A conservation easement is an agreement between a landowner and a state government agency or land trust limiting the owner’s land use to conserve the property’s existing state. These agreements are essential to preserve the natural resources of a piece of land and prevent future owners from urbanizing it. 


Understanding Conservation Easements


Conservation Easements

For a conservation easement to exist, the conservation organization or public authority must establish a contract with the land owner stating the terms and conditions of maintaining the protected land. Both parties must voluntarily agree to the terms of the contract. 

Legal Basis and Framework

With a conservation easement in place, the landowner still holds the title to their property and can pass it down to their heirs. However, all owners of that piece of land will have limited use of the property. For instance, the conservation organization may state that the owner must prohibit certain activities, such as grazing or cropping. The agreement may also state that the owner must perform land restoration practices, such as maintaining native grass and trees. 

Types of Conservation Easements

The type of conservation easement will determine the conditions and timeline of the agreement.

  • Perpetual vs. term easements: Both parties can decide whether they want the contract to have a fixed timeline or to continue until circumstances necessitate a change in the agreement. 
  • Donated vs. purchased easements: Purchased easements allow the owner to receive a payment from the public authority or land trust in exchange for the right to determine the property’s uses. Donated easements work similarly, except that the owner does not accept compensation but instead qualifies for certain tax benefits. 


Benefits of Conservation Easements

Conservation easements benefit the landowner and anyone who uses the land in various ways, such as:

  • Preservation of biodiversity: By prohibiting certain harmful practices, conservation organizations can protect endangered wildlife and plants, maintaining a balanced ecosystem on the protected land. 
  • Protection of scenic and cultural resources: Limiting the landowner’s use of the property can prevent owners from destroying cultural or scenic landmarks. 
  • Water quality and quantity preservation: If there is a body of water nearby or on the property, a conservation easement can prevent practices that may contaminate it. 
  • Tax benefits for landowners: Landowners can enjoy reduced taxes by choosing a perpetual donated easement. 
  • Role in sustainable development: Conservation easements prevent residential and commercial developments that may exploit natural resources. 


Process of Establishing Conservation Easements


Conservation Easements

The overall process of forming a conservation easement consists of several steps between the landowner and the land trust or public authority. To begin, the landowners can approach a local land trust, complete an application and arrange for them to assess the property. Once the land trust approves the easement application and agrees to start the legal processes, both parties can begin their negotiations and draft a contract. The negotiation process includes setting geographical boundaries and establishing conditions the landowner must uphold to protect the land. 
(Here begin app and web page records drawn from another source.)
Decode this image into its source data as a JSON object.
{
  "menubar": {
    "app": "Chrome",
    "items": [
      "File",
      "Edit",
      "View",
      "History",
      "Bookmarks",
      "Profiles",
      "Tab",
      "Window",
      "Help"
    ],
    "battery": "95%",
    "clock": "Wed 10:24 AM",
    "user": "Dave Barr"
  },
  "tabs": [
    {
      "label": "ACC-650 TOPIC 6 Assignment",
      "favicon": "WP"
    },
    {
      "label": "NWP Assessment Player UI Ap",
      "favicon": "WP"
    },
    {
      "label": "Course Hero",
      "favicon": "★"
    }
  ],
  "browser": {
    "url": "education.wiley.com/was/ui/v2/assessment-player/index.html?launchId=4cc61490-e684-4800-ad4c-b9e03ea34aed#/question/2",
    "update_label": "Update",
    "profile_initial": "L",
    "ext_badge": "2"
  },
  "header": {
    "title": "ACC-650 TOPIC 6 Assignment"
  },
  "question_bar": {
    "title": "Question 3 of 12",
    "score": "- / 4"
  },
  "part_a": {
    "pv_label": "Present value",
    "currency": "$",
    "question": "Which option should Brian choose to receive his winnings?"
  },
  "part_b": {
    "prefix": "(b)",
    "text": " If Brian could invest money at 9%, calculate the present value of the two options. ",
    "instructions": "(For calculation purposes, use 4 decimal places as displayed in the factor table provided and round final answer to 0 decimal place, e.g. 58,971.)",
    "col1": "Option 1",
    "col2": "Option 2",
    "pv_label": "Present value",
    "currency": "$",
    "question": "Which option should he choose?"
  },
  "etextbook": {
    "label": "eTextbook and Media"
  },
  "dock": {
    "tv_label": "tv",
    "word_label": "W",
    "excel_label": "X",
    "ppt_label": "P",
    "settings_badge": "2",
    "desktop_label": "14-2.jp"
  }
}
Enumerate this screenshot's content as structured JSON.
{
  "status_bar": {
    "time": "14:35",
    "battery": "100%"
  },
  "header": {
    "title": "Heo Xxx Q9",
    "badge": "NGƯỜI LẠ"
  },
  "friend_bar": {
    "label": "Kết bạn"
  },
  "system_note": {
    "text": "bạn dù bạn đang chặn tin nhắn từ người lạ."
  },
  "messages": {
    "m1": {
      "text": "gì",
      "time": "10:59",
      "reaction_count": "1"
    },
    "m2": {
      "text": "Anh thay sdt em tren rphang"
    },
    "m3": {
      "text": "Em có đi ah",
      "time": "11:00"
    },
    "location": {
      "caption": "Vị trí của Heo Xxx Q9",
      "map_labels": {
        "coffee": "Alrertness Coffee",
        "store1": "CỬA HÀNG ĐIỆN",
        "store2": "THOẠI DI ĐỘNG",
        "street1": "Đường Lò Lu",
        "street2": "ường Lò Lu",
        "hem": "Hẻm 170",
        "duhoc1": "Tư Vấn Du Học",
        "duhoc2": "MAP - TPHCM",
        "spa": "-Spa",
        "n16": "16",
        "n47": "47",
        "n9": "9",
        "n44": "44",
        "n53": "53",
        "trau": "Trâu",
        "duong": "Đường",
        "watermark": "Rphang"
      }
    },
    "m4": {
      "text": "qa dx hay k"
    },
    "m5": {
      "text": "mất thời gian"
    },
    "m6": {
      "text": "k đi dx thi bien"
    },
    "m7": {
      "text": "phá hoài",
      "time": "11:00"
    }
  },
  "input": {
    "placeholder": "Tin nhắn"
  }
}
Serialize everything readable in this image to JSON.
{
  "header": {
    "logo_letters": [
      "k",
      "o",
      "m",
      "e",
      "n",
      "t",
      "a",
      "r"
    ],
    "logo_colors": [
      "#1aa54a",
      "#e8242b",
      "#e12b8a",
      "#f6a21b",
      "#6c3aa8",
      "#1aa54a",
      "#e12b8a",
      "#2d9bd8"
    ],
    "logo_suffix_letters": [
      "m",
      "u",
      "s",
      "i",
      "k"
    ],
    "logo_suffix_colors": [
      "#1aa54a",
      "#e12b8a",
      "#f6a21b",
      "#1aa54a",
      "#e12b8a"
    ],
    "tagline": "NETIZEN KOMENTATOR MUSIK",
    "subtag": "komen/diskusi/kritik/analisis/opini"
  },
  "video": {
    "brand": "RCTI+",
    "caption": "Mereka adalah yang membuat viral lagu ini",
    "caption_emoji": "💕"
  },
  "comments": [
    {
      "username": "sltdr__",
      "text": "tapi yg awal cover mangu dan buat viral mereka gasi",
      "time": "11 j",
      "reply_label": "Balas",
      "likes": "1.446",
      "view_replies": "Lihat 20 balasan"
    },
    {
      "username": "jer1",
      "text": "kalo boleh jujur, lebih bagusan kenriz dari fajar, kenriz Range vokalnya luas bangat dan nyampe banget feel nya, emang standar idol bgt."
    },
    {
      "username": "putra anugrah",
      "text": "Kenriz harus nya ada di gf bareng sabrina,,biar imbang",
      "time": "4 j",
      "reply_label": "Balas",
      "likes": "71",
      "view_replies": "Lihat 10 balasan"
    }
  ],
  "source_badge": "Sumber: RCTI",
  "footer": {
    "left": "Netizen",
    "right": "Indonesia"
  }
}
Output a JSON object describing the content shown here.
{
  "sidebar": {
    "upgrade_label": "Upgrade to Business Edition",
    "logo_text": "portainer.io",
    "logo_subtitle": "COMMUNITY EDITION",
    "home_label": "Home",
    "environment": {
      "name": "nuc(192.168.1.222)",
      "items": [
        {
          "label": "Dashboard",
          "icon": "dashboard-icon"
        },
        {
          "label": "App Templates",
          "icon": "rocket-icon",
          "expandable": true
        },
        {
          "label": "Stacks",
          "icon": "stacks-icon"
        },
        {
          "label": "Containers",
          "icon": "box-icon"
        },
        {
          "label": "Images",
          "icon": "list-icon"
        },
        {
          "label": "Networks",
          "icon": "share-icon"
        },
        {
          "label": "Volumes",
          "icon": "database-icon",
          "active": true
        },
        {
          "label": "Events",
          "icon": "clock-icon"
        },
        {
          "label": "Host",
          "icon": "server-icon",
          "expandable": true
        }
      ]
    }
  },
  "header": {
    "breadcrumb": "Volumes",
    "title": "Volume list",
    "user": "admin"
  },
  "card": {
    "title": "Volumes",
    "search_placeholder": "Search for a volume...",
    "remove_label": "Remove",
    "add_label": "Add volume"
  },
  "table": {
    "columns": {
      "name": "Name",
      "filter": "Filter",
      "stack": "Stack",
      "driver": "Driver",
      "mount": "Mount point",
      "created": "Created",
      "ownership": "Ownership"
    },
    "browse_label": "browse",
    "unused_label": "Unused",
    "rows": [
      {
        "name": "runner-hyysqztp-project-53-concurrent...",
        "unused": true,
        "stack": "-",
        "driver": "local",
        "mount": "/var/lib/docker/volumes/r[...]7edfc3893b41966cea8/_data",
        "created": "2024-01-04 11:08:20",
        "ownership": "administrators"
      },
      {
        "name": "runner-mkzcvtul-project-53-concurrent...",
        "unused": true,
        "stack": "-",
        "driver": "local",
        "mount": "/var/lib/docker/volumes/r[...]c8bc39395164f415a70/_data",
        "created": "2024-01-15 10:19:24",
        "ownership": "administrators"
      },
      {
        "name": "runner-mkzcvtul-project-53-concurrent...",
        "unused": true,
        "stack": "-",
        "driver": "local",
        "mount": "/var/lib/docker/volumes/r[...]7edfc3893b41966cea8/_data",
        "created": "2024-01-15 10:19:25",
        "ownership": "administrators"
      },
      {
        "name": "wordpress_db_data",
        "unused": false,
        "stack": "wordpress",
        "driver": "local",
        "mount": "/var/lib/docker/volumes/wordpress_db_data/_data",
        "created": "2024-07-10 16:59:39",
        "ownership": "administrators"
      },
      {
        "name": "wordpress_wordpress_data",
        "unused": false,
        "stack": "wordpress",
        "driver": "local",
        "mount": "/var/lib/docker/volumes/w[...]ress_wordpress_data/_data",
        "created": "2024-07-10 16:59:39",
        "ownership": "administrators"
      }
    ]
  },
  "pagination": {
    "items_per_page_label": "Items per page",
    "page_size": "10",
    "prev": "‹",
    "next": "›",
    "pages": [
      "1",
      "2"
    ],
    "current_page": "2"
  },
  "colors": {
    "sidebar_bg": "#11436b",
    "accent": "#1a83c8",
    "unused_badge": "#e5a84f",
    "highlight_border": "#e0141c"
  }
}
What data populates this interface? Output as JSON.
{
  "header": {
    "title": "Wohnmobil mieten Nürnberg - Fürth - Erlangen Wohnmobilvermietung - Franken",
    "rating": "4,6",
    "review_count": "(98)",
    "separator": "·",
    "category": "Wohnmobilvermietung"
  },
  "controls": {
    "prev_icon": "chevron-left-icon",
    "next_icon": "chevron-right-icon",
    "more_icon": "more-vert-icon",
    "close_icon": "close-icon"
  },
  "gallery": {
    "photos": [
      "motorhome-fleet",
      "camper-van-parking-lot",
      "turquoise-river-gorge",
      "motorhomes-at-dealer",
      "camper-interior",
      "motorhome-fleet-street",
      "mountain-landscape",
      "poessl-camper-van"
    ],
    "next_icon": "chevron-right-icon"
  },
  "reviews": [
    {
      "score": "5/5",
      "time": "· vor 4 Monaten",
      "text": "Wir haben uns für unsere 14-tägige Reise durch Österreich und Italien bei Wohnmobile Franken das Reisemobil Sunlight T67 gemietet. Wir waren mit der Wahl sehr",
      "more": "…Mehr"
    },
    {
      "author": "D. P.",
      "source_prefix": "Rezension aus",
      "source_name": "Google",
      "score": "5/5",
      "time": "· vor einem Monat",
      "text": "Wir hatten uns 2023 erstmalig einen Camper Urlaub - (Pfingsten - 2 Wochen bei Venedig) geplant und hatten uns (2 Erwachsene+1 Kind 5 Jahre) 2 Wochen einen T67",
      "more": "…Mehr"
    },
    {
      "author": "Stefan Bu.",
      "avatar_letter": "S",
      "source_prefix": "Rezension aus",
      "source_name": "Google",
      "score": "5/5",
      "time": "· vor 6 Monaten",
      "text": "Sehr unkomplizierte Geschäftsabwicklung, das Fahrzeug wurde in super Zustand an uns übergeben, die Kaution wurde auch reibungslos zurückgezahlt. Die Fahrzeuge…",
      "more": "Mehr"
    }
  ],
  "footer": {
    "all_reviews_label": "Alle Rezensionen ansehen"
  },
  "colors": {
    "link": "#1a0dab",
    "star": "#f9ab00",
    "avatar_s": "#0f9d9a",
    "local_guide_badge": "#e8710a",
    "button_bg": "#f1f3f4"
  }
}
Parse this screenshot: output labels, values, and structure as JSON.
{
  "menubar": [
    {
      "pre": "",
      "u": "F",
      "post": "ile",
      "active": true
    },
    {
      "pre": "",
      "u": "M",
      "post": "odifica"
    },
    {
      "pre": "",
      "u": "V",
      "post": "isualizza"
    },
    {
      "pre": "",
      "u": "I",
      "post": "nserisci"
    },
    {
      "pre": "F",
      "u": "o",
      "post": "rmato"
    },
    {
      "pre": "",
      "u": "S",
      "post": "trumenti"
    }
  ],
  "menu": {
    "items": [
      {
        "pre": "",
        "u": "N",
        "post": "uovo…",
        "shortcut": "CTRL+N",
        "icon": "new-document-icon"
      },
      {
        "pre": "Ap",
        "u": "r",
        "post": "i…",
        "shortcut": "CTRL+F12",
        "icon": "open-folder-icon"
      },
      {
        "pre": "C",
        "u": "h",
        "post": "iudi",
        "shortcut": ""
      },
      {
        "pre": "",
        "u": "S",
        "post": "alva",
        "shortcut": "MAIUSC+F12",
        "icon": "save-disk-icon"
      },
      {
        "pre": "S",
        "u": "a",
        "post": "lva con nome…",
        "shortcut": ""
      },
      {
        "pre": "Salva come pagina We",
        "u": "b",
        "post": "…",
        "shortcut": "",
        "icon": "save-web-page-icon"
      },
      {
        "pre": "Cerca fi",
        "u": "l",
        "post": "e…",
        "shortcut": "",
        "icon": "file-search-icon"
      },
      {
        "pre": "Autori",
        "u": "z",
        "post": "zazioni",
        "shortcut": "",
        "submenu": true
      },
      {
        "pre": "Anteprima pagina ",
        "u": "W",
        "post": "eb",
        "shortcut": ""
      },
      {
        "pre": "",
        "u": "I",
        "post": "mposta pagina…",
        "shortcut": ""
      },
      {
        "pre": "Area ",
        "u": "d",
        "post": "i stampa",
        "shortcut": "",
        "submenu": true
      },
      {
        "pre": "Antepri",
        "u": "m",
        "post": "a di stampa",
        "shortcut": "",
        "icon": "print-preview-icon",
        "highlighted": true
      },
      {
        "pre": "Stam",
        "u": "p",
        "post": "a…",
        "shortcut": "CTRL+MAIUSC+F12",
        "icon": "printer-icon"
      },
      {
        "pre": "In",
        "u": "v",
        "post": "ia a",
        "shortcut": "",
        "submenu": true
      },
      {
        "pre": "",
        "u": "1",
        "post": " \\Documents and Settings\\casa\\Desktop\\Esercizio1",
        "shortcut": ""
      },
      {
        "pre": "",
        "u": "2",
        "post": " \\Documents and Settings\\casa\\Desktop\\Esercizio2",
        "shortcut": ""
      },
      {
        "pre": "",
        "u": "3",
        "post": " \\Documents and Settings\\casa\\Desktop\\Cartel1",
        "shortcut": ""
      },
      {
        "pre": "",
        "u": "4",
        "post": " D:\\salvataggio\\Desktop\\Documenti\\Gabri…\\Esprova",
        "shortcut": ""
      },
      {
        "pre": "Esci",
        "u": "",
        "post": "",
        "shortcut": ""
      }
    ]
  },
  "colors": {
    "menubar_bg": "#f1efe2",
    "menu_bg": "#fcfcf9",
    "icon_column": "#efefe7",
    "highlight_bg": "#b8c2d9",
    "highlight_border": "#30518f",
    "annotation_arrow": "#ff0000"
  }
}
It is beneficial to have a conservation easement expert assist both parties throughout the establishment process. SelectROW assists landowners, land trusts and governmental organizations with conservation easements. We will guide each party through the steps and gather the necessary documentation for the application and agreement. Contact us online to get the conservation easement process started. 


Frequently Asked Questions

Here are a few frequently asked questions with answers to further your understanding of conservation easements.

What Is a Conservation Easement?

A conservation easement is a legally binding agreement between a property owner and a government or conservation organization that limits the owner’s use of the land to protect it.

How Does a Conservation Easement Benefit Landowners?

Landowners can secure tax incentives, preserve biodiversity, protect natural resources and encourage sustainable development. 

Can a Conservation Easement Be Reversed or Modified?

While it is difficult to remove a conservation easement since it is a perpetual legal agreement, it can be amended if both parties agree to the new terms. 

How Are Conservation Easements Monitored and Enforced?

It is the land trust’s responsibility to monitor the property and enforce the agreement’s conditions, ensuring the owner protects the land. 

What Tax Incentives Are Available for Landowners With Conservation Easements?

Since a perpetual donated conservation easement reduces the taxable value of the land, landowners can benefit from tax deductions. 

Are There Any Restrictions on the Use of Land Under a Conservation Easement?

Landowners are free to reside on their land and build a home provided they protect the property’s natural resources and adhere to the conditions in their agreement. 

How Can Individuals or Organizations Get Involved in Supporting Conservation Easements?

Landowners can approach conservation organizations and submit an application for review. Alternatively, organizations can approach owners of scenic or culturally significant property and offer compensation in exchange for a conservation easement.